It is that time of year again, as North Texas will likely hit triple digits by the end of the week.
Local ambulance companies are already responding to heat-related injuries, though.
Since June 1, MedStar officials said they've responded to 67 heat-related calls.
Ten of those calls came on Tuesday, with four more coming after 3 p.m. on Wednesday.
From June to September last year, MedStar had 262 heat calls and 49-percent were for serious injuries.

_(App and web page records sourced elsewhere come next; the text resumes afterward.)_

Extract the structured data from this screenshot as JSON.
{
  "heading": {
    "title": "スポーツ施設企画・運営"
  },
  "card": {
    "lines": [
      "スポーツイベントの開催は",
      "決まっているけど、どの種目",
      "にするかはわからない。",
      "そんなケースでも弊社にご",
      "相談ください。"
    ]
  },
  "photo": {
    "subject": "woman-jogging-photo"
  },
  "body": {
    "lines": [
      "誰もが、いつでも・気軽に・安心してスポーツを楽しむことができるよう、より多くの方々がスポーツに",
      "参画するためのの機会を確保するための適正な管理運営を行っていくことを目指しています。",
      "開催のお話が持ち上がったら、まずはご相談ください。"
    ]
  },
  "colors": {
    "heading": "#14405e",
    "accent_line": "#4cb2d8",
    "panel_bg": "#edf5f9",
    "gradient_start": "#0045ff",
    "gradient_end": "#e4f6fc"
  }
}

They average about five heat calls a day.
"Sweating, redness, clamminess, that's your first sign that you're becoming exposed to the heat," said Dustin Black, an operation supervisor for MedStar.
Black said MedStar's coverage area, which is mostly Fort Worth and the surrounding communities, appeared to be on trend for similar numbers again this summer and they only expect to see more calls as the temperature goes up. That's why they want everyone to be prepared now.
"Preventative medicine, knowledge and water," Black said. "The simplest things in life will keep you safe."
MedStar crews practice what they preach, as they take small coolers of just water with them every shift.
Heat related illnesses are usually progressive, heat exhaustion and if untreated, heat stroke.
MedStar has many other tips about the summer heat.
Signs and Symptoms:
- Pale, sweaty, muscle cramps, nausea
- Treatment: move to cool environment, rest, water
- True medical emergency, body loses ability to cool
- Hot, red, dry skin, unconscious (typically)
- Treatment = move to cool environment, rapid cooling without shivering, call 911
- Watch NBC 5’s weather forecast!
- Stay in on hot days if possible
- Especially if previous medical conditions
- Limit outdoor activity if temps or heat index > 100
- Drink plenty of fluids, even if not thirsty
- Wear light colored, loose fitting clothing and cover up from the sun’s rays
On Wednesday afternoon, dozens of children took refuge from the sun at the Sycamore Spray Park in east Fort Worth.
"It's hot today and this is something free that we can do," said Erika Young, who brought her children to the spray park.
Young is already taking the safety measures MedStar recommends, by taking the kids to cool environments and making sure they stay hydrated.
"Out for just short periods of time, if it's not water," Young said.